Last Sunday’s sermon touched a nerve. More people than usual commented it was helpful. A few felt, as one of you said, I “rattled their cages.”
Beloved, if I have a problem with someone over an issue, I’ll go to that person directly. But when I see challenges in the life together, I need to engage them publicly. From the pulpit, I try and tackle them theologically.
Please remember (as if you could forget!): I’m too fallible a preacher to claim to deliver the truth from on high. That’s not a UCC understanding of homiletics. Instead, leaning on the biblical stories and our theological traditions, working with my own limited powers of religious reflection, praying for the Spirit, I aim to make you think… to support YOUR reflections, so faith informs the issues relevant to your life. If I get you questioning, or praying, or looking up Scripture, even in disagreement with me, I’ve done my job.
Because Old First is feeling into new ways of doing ministry, with more questions than answers, all the kinks aren’t worked out yet (particularly communication, coordination and accountability). But I’m noticing buds, even nascent fruit. The vision is to engage as many people as possible in transformative ministries. Ministry here is to be diverse, broad-based and decentralized, rather than hierarchical. Empowering and permission-giving, rather than gate-keeping or nay-saying.
Here are my hoped for approaches to our work together. You may believe other commitments would serve us better. If so, I hope we talk.
1) Religion is about what matters most. In other words, don’t sweat the small stuff. One time in my last job, the Executive Council spent an hour and a half and reams of paper discussing a $900 decision over decorations. The next item on the agenda, a $35,000 expense for bringing the ship, “The Amistad,” to port in Oswego, had neither an explicit plan nor any details in writing. This latter, big-ticket item was affirmed in under four minutes.
Time, energy and anxiety are often dedicated in inverse proportion to a subject matter’s importance. Keeping perspective, letting go, or at least delegating the minutiae could keep us focused on weightier issues (justice, service, sharing God’s love in an increasingly diverse and ever smaller world). Wasting time on what doesn’t matter, the church gives people it hopes another reason to give up on organized religion.

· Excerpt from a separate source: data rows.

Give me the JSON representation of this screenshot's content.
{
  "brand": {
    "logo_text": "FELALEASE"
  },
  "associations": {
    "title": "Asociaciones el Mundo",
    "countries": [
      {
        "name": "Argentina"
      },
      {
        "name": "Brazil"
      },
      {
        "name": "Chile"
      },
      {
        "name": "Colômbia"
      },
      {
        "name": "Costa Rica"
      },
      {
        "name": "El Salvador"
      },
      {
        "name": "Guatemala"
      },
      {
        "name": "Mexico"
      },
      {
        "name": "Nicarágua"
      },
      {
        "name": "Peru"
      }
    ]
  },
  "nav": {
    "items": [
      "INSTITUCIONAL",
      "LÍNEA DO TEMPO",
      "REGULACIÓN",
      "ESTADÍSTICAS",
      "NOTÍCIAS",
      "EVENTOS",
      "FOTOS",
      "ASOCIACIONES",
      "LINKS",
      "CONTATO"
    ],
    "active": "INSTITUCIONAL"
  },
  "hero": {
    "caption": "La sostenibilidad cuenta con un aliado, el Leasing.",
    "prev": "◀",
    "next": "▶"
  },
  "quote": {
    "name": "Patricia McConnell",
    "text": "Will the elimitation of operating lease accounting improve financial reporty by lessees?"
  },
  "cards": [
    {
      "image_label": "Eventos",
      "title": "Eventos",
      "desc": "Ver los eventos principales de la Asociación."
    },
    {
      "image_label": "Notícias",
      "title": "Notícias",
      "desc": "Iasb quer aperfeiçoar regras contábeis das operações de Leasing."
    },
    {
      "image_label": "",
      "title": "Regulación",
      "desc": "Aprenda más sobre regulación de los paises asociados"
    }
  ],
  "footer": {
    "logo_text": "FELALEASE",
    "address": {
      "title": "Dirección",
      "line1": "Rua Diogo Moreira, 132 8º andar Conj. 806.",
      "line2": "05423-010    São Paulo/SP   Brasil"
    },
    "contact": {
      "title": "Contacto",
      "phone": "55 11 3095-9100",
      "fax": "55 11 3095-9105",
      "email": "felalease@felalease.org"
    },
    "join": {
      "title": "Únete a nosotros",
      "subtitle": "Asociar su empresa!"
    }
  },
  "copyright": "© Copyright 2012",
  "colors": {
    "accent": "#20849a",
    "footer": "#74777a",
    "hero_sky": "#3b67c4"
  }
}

2) The sky doesn’t fall very often. How many mistakes in church life are irreversible or deadly? Individual decisions add up to traditions, but few single missteps are unsurvivable. Rare are the choices that warrant competitive, all or nothing, win/lose holy wars.
Given our theology and the “unfamiliar secular world” facing the contemporary church, certainty is going to be rare. At best, we see through a glass darkly. We work from hypotheses. When we stumble, we get back up, brush ourselves off and try again. Often mistakes are the best way to learn. And real growth, in the sense of maturing, almost always hurts. Certainly we need to be good stewards, but there are rarely perfect answers. Letting go, trusting others, being patient, and waiting to see by and by are spiritual disciplines.
3) Everyone only wants the best for our church, though we disagree, even have radically different views of what “best” would be. We’ve got history. Old battles are remembered. Hurts linger, still smart. We can be passionate in our differences. Each of us can become intransigent. Or is tending a golden cow. It can feel like someone else’s way is going to lead to ruin. Clarifying our corporate vision and goals may help. Acknowledging that community life is always a give and take could make a difference. But tensions within the community are also just human.
Battling wills or winner and loser paradigms draw lines… form cliques… complicate and confuse further… create more hurt and delay than necessary for getting where God wants us to go. Instead, let’s give each other “the benefit of the doubt,” (sort of a human incarnation of grace). Collaboration as the heart of our engagement gives us greater ability to listen and learn from one another.
4) Scientific method works by gathering empirical information. In a number of different situations recently, we’ve launched into long, tense, and what turned out to be misguided conversations and meetings. Why? Because we have taken up an issue before gathering the necessary information. Misinformation and ignorance create tensions that later-arriving contra-indicating facts struggle to dispel.
In other cases, we have asked a person or two to do some “reconnaissance work,” gathering information for the meeting. When someone else hears of their assignment, there been a suspicion that “something is going on.” What’s going on? We are trying to prepare meetings so they make the best of your time and effort, and turn out productive.
5) For every 10 people in the church we need a small group. The Elders grew in effectiveness all year: tough issues are much less daunting for them now. Besides clarifying their role in our new governance structure, they have come to know and care about one another.
Our last meeting, we spent the first 45 minutes checking in with one another personally. Leadership groups and ministry teams at Old First are meant to be spiritual companion groups too– among the smaller, intimate settings where people find their place among the greater whole.
I learned last year folks at Old First are too busy to sync schedules. Without set times, it is hard to schedule meetings. If there’s a set time, but no work, cancel the meeting– or just gather briefly to check in with one another. We all need to be cared for.
Faithfully yours, Michael